bDiesel MDPVs can continue to use light heavy-duty truck standards for new vehicle certification until 2008. Note that these standards are measured in grams per brake horsepower-hour (g/bhp-hr). Beginning in 2008, MDPVs must use the same on-chassis testing procedure as heavy light-duty trucks (catgories LDT3 and LDT4) and must meet standards for MDPVs. Beginning in 2009, MDPVs must meet the same standards as light heavy-duty trucks, except MDPVs are not required to meet Supplemental Federal Test Procedure standards.
cThe cold CO emissions standard is measured at 20 degrees F (rather than 75 degrees F) and is applicable for a full useful life of 5-years/50,000-miles.
dSmoke opacity is expressed as a percentage for acceleration, lugging, and peak operation modes. Lugging occurs when a vehicle is carrying a load.
eManufacturers can opt to certify vehicles for a full usefl life of 15 years/150,000 miles and have either 1) intermediate useful life standards waived or 2) receive additional NOx credits.
fThe term "tier" refers to a level of standards for specific years. Interim 2 refers to an intermediate level of stndards that moves manufacturers toward compliance with Tier 2 standards. Tier 2 and interim Tier 2 standards are established as "bins." Each bin is a set of standards for NOx, CO, NMOG, formaldehyde, and particulates (HC and NMHC standards are dropped for Tier 2 and Interim Tier 2). Manufacturers may certify any given vehicle family to any of the bins available for that vehicle class as long as the resulting sales-weighted corporate average NOx standard is met for full useful life. The Tier 2 corporate average NOx standard is 0.07 grams/mile. Interim corporate-based average NOx standards are based on vehicle type. The interim corporate sales-weighted average for MDPVs is 0.6 grams/mile. Tier 2 MDPV standards will be phased in during 2008 and 2009. In 2008, 50% of MDPVs must meet Tier 2 standards; the other 50% of MDPVs must meet interim Tier 2 standards. Beginning in 2009, all MDPVs must meet Tier 2 standards.

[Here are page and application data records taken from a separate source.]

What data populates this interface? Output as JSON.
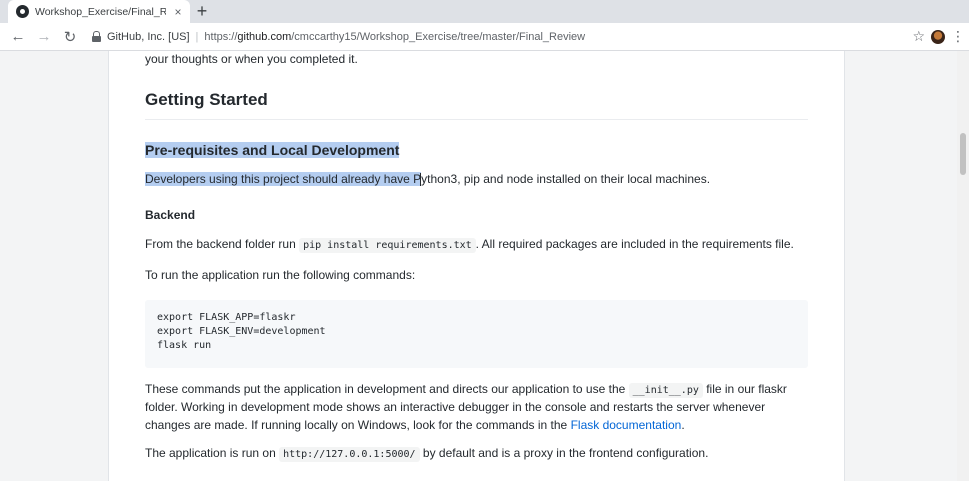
{
  "browser": {
    "tab_title": "Workshop_Exercise/Final_Review",
    "tab_close": "×",
    "new_tab": "+",
    "site_identity": "GitHub, Inc. [US]",
    "separator": "|",
    "url_prefix": "https://",
    "url_host": "github.com",
    "url_path": "/cmccarthy15/Workshop_Exercise/tree/master/Final_Review",
    "back": "←",
    "forward": "→",
    "reload": "↻",
    "star": "☆",
    "menu": "⋮"
  },
  "readme": {
    "intro_tail": "your thoughts or when you completed it.",
    "heading_getting_started": "Getting Started",
    "heading_prereq": "Pre-requisites and Local Development",
    "prereq_highlighted": "Developers using this project should already have P",
    "prereq_rest": "ython3, pip and node installed on their local machines.",
    "heading_backend": "Backend",
    "backend_text_1": "From the backend folder run",
    "backend_code": "pip install requirements.txt",
    "backend_text_2": ". All required packages are included in the requirements file.",
    "run_text": "To run the application run the following commands:",
    "code_line_1": "export FLASK_APP=flaskr",
    "code_line_2": "export FLASK_ENV=development",
    "code_line_3": "flask run",
    "commands_text_1": "These commands put the application in development and directs our application to use the",
    "commands_code": "__init__.py",
    "commands_text_2": "file in our flaskr folder. Working in development mode shows an interactive debugger in the console and restarts the server whenever changes are made. If running locally on Windows, look for the commands in the",
    "flask_doc_link": "Flask documentation",
    "commands_text_3": ".",
    "app_run_text_1": "The application is run on",
    "app_run_code": "http://127.0.0.1:5000/",
    "app_run_text_2": "by default and is a proxy in the frontend configuration."
  }
}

gDiesel MDPVs are not required to meet intermediate life standards during this time period.
SOURCE: Federal Register, Vol. 65, No. 28, pp. 6698-6870.